>>>
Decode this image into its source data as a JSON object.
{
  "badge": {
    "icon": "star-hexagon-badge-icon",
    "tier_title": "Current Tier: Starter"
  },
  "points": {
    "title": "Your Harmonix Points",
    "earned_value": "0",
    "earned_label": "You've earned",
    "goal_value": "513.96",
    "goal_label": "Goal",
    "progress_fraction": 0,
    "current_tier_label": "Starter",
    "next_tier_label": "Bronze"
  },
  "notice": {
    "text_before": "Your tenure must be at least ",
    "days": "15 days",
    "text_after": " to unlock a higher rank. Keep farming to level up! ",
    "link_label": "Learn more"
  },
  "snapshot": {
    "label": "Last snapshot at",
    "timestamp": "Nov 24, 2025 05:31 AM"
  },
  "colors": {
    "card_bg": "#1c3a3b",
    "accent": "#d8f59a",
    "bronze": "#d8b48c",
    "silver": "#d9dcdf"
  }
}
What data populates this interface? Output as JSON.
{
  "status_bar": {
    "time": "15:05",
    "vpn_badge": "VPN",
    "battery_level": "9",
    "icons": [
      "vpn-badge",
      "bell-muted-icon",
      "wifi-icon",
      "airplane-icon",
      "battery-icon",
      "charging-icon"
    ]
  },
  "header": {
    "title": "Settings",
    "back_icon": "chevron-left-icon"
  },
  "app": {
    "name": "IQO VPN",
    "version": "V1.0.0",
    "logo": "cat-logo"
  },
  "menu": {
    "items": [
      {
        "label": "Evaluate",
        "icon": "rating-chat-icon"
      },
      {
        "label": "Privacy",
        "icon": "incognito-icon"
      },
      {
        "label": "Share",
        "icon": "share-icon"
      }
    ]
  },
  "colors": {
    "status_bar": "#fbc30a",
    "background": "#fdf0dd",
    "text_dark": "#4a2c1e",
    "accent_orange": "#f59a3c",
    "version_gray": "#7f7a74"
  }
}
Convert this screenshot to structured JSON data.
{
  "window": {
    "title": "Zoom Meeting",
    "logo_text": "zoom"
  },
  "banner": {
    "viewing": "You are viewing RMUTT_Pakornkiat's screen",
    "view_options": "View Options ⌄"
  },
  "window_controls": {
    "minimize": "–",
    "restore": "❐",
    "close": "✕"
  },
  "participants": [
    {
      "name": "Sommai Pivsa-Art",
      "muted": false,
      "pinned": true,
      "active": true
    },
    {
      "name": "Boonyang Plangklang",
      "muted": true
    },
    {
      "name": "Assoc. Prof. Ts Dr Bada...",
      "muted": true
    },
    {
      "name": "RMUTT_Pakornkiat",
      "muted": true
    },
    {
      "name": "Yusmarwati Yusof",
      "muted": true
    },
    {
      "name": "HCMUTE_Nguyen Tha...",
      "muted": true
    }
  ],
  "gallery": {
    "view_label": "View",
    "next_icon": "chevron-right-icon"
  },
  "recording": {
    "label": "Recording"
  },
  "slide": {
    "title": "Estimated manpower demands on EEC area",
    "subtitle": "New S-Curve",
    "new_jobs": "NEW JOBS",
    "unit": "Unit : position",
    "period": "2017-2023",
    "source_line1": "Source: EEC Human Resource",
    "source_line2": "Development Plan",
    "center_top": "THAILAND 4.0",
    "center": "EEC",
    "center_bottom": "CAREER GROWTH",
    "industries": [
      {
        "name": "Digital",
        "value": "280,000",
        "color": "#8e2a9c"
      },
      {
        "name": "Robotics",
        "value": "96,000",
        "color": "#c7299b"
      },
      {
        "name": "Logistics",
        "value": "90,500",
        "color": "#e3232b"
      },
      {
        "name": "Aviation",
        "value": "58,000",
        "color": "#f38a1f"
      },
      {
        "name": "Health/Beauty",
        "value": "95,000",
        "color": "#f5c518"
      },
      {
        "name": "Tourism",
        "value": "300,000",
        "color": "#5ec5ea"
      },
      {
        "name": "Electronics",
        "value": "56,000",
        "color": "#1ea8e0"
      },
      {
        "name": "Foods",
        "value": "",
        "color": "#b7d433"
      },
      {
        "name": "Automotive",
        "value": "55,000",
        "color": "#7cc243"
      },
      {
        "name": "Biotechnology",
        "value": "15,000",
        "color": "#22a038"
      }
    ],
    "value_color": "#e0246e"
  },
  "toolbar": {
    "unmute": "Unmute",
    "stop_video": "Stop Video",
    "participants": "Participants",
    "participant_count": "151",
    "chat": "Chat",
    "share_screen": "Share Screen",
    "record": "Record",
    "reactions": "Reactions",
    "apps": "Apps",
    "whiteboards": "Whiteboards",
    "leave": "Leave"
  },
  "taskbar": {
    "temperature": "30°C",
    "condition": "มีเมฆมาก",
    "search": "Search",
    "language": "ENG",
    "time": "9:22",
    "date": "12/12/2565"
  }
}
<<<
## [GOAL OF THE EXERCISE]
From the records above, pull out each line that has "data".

## [ANSWER SPACE]
Decode this image into its source data as a JSON object.
What data populates this interface? Output as JSON.
Convert this screenshot to structured JSON data.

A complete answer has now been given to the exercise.